You should expect your rep to be a listener.  If Classic Exhibits does one thing better than the rest, it’s listening to our customers. We encourage ideas to be brought to us. It seems like every trip I take (about 25 or so a year) I get in a conversation where a customer offers up something that will make us better. The flip side of this is the customer always needs to feel comfortable in “venting” to you. Sometimes they just need to be heard. The last thing you ever want is for your clients to think you don’t care or are only giving lip service.  Listen. Listen twice as much as you talk. That’s why you have two ears and only one mouth

Finally, you should expect your rep to be a friend, or at least a close colleague. Friends buy from friends. So if you really want to boil down everything to one simple thought:  we are out to make friends. Can you become friends with your customers? Do you like people and are you genuinely interested in their lives. I have been to weddings, funerals, vacations, concerts, sporting events, fishing and hunting trips. They are all opportunities to engage and spend time with a customer and a friend. It makes my life richer because I like and respect them . . . and if it adds to our business growth, then that is a bonus.  My good buddy Scott Lindsay and I have been on hunting trips together. You spend 15 hours in a truck each direction, along with sharing a hotel room for five nights and tell me you aren’t better friends than when you left. To build a better relationship, just be friends.
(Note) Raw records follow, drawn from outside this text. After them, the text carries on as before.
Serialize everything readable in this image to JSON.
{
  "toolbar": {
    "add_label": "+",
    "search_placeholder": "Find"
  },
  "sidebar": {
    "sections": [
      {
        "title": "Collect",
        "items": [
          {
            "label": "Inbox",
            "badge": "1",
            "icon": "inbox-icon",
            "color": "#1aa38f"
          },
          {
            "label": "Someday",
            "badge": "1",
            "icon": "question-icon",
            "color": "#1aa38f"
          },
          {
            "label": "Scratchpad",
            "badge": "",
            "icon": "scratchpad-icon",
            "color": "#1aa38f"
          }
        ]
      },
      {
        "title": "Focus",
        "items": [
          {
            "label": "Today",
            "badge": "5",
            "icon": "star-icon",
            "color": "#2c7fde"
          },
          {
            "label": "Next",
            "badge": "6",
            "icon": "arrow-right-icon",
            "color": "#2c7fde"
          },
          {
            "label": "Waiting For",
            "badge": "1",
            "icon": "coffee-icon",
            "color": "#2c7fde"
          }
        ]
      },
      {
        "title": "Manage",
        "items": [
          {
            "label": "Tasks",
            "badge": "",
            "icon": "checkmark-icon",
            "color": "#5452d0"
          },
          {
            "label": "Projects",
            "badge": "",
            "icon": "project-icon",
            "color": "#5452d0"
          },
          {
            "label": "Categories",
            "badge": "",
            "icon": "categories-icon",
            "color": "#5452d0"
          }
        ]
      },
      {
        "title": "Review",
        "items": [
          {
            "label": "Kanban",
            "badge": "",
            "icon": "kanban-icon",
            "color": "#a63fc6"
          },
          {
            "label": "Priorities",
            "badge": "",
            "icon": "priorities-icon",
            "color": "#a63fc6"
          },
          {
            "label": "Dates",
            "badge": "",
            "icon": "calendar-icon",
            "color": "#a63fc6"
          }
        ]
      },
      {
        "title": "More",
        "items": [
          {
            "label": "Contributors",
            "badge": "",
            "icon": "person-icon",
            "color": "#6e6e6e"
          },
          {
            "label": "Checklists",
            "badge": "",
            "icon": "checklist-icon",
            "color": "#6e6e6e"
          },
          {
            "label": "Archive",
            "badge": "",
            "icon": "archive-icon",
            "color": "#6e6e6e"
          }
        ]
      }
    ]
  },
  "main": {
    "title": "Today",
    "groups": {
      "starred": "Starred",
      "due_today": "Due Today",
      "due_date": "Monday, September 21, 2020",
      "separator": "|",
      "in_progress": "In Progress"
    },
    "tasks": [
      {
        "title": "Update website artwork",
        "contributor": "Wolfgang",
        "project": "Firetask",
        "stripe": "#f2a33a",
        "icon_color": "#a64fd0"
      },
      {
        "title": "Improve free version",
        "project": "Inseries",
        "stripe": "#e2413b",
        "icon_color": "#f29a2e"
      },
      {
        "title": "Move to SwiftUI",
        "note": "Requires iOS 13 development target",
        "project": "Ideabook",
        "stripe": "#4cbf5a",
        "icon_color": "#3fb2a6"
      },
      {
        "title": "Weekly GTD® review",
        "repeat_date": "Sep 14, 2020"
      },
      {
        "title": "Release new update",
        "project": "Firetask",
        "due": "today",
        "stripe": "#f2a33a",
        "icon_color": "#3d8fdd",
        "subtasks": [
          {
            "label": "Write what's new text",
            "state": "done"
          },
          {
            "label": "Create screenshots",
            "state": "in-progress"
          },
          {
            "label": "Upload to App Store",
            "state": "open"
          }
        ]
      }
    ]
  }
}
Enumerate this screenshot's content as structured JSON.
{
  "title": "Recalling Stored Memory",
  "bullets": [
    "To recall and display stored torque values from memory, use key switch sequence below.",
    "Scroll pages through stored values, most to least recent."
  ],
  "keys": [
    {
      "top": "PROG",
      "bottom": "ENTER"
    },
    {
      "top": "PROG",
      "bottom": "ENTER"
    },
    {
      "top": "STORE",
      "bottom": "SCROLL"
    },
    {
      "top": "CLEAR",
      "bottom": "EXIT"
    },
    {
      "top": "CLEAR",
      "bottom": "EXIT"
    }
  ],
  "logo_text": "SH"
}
I can honestly say, with the customers I have had over the years, it certainly doesn’t have to work. I have had the best experiences with some truly wonderful people. Can you say that about your job?

Till the next time,

Reid Sherwood